Tuesday, September 16, 2008

Better Check Your Blind Spots

These days I am trying to teach two teenagers how to drive. I've been giving lengthy explanations about the difference between a green light and a green arrow, and what the words "Stop" and "Yield" really mean. And we have had interesting conversations about blind spots and how to check them. Someday soon, I will have the courage to give them the keys for good.

Blind spots. I guess we all have them, and we are much better at spotting the blind spots of others while remaining largely unaware of our own. Sadly, churches have blind spots as well, people we do not see or acknowledge even though they may be in plain sight, right in front of our eyes. And all too often, we steam roll ahead, oblivious to the damage we do and the pain that we cause to those we have failed to notice.

Let me mention a few examples of those who seem to live perpetually in the Church's blind spot: single parents, the divorced, the abused, and the working poor. I'm afraid there are many others we could mention, but lately our church has been awakened to the needs of single parents in our own community. We are finally mobilizing our ministries to help address the practical, everyday needs of single parents. In this process we are finding many willing partners in our town - the community college, the local hospital, our county's social services, and several large employers.

Not surprisingly, some of our sister churches have been the least interested, the most hesitant to admit the need, and the last to get involved. Too many churches are pretending that the traditional 'Ozzie and Harriet' family is still the norm while gearing all their attempts at family ministry to a shrinking minority of "Christian" families.

God, forgive us for our blindness. Forgive us for not seeing the obvious, for not meeting the needs that have long been right in front of us, for not doing the deeds that match the message we proclaim.

3 comments:

Anonymous said...

Amen!!

Shane Vander Hart said...

Glad to see your church is leading the way and perhaps it will influence other churches to raise the bar on serving and reaching out to those who are often marginalized by the Church.

Drew Hill said...

Thanks for the encouragement, Shane.

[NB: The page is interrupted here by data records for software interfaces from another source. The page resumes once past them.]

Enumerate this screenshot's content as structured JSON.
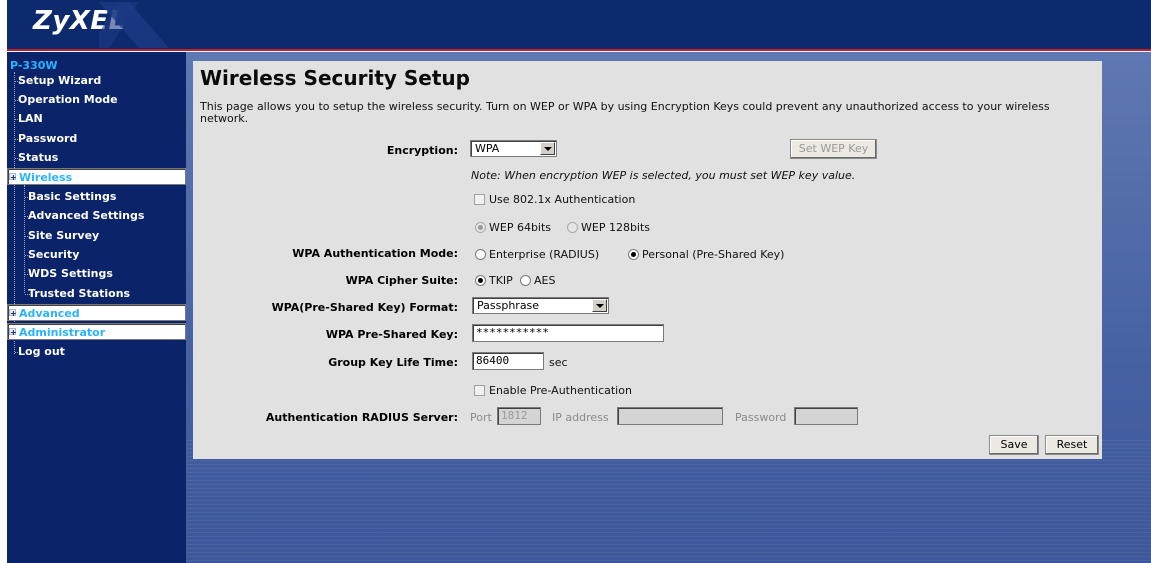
{
  "brand": {
    "logo_text": "ZyXEL"
  },
  "sidebar": {
    "root": "P-330W",
    "items": [
      {
        "label": "Setup Wizard"
      },
      {
        "label": "Operation Mode"
      },
      {
        "label": "LAN"
      },
      {
        "label": "Password"
      },
      {
        "label": "Status"
      },
      {
        "label": "Wireless"
      },
      {
        "label": "Basic Settings"
      },
      {
        "label": "Advanced Settings"
      },
      {
        "label": "Site Survey"
      },
      {
        "label": "Security"
      },
      {
        "label": "WDS Settings"
      },
      {
        "label": "Trusted Stations"
      },
      {
        "label": "Advanced"
      },
      {
        "label": "Administrator"
      },
      {
        "label": "Log out"
      }
    ],
    "expand_symbol": "+"
  },
  "page": {
    "title": "Wireless Security Setup",
    "description": "This page allows you to setup the wireless security. Turn on WEP or WPA by using Encryption Keys could prevent any unauthorized access to your wireless network."
  },
  "form": {
    "encryption": {
      "label": "Encryption:",
      "value": "WPA"
    },
    "set_wep_key_button": "Set WEP Key",
    "note": "Note: When encryption WEP is selected, you must set WEP key value.",
    "use_8021x": {
      "label": "Use 802.1x Authentication",
      "checked": false
    },
    "wep_64": "WEP 64bits",
    "wep_128": "WEP 128bits",
    "wpa_auth_mode": {
      "label": "WPA Authentication Mode:",
      "enterprise": "Enterprise (RADIUS)",
      "personal": "Personal (Pre-Shared Key)",
      "selected": "personal"
    },
    "cipher_suite": {
      "label": "WPA Cipher Suite:",
      "tkip": "TKIP",
      "aes": "AES",
      "selected": "tkip"
    },
    "psk_format": {
      "label": "WPA(Pre-Shared Key) Format:",
      "value": "Passphrase"
    },
    "psk": {
      "label": "WPA Pre-Shared Key:",
      "value": "***********"
    },
    "group_key": {
      "label": "Group Key Life Time:",
      "value": "86400",
      "unit": "sec"
    },
    "pre_auth": {
      "label": "Enable Pre-Authentication",
      "checked": false
    },
    "radius": {
      "label": "Authentication RADIUS Server:",
      "port_label": "Port",
      "port_value": "1812",
      "ip_label": "IP address",
      "ip_value": "",
      "password_label": "Password",
      "password_value": ""
    },
    "save_button": "Save",
    "reset_button": "Reset"
  }
}
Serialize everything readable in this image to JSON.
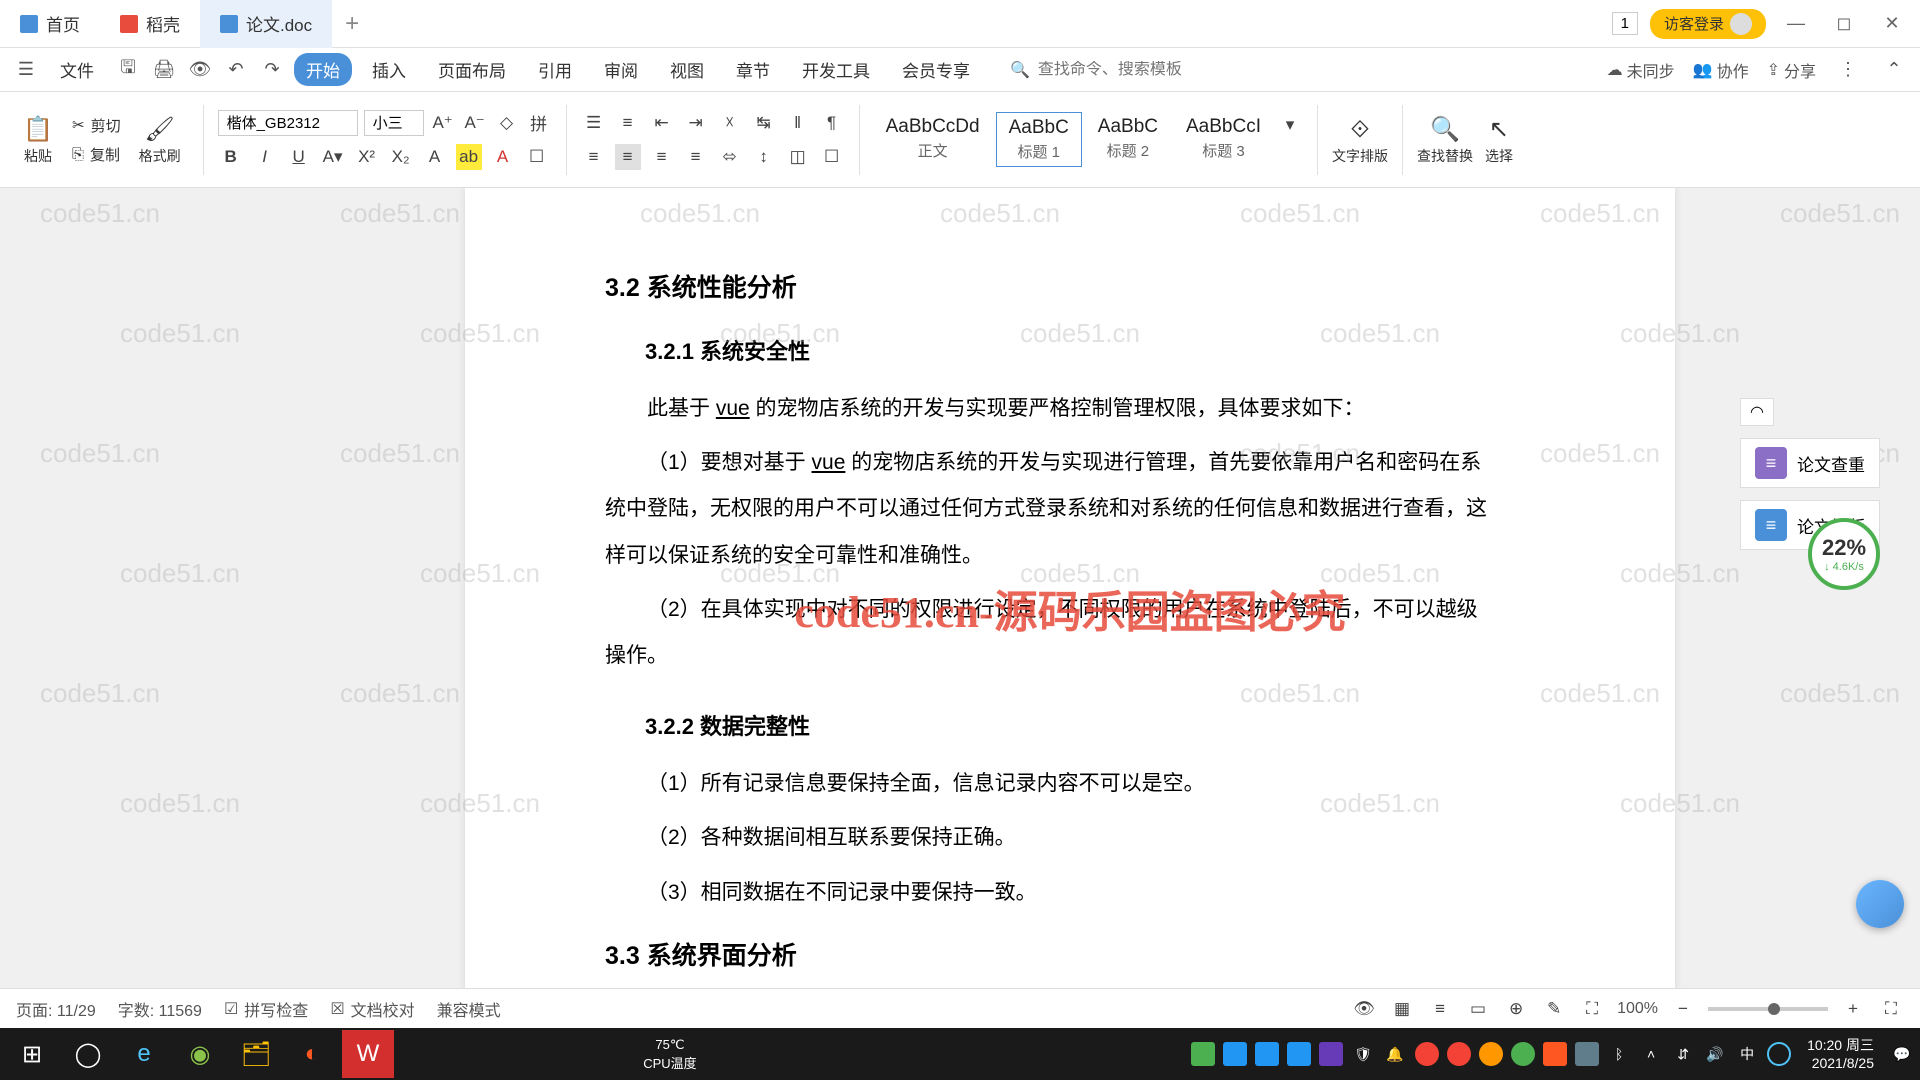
{
  "tabs": {
    "home": "首页",
    "dk": "稻壳",
    "doc": "论文.doc",
    "add": "+"
  },
  "titlebar": {
    "num": "1",
    "login": "访客登录"
  },
  "menu": {
    "file": "文件",
    "start": "开始",
    "insert": "插入",
    "layout": "页面布局",
    "ref": "引用",
    "review": "审阅",
    "view": "视图",
    "chapter": "章节",
    "dev": "开发工具",
    "member": "会员专享",
    "search_placeholder": "查找命令、搜索模板"
  },
  "menuright": {
    "unsync": "未同步",
    "collab": "协作",
    "share": "分享"
  },
  "ribbon": {
    "paste": "粘贴",
    "cut": "剪切",
    "copy": "复制",
    "format": "格式刷",
    "font": "楷体_GB2312",
    "size": "小三",
    "style_body_prev": "AaBbCcDd",
    "style_body": "正文",
    "style_h1_prev": "AaBbC",
    "style_h1": "标题 1",
    "style_h2_prev": "AaBbC",
    "style_h2": "标题 2",
    "style_h3_prev": "AaBbCcI",
    "style_h3": "标题 3",
    "textdir": "文字排版",
    "findrep": "查找替换",
    "select": "选择"
  },
  "doc": {
    "h2_32": "3.2 系统性能分析",
    "h3_321": "3.2.1  系统安全性",
    "p1_a": "此基于 ",
    "p1_vue": "vue",
    "p1_b": " 的宠物店系统的开发与实现要严格控制管理权限，具体要求如下：",
    "p2_a": "（1）要想对基于 ",
    "p2_vue": "vue",
    "p2_b": " 的宠物店系统的开发与实现进行管理，首先要依靠用户名和密码在系统中登陆，无权限的用户不可以通过任何方式登录系统和对系统的任何信息和数据进行查看，这样可以保证系统的安全可靠性和准确性。",
    "p3": "（2）在具体实现中对不同的权限进行设定，不同权限的用户在系统中登陆后，不可以越级操作。",
    "h3_322": "3.2.2  数据完整性",
    "p4": "（1）所有记录信息要保持全面，信息记录内容不可以是空。",
    "p5": "（2）各种数据间相互联系要保持正确。",
    "p6": "（3）相同数据在不同记录中要保持一致。",
    "h2_33": "3.3 系统界面分析",
    "watermark_center": "code51.cn-源码乐园盗图必究",
    "watermark": "code51.cn"
  },
  "side": {
    "check": "论文查重",
    "layout": "论文排版"
  },
  "speed": {
    "pct": "22%",
    "rate": "↓ 4.6K/s"
  },
  "status": {
    "page": "页面: 11/29",
    "words": "字数: 11569",
    "spell": "拼写检查",
    "proof": "文档校对",
    "compat": "兼容模式",
    "zoom": "100%"
  },
  "taskbar": {
    "temp": "75℃",
    "cpu": "CPU温度",
    "time": "10:20 周三",
    "date": "2021/8/25"
  }
}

We've got a long way to go to get our perspective and our priorities in line with the Gospel we profess. Time to wake up and smell the coffee.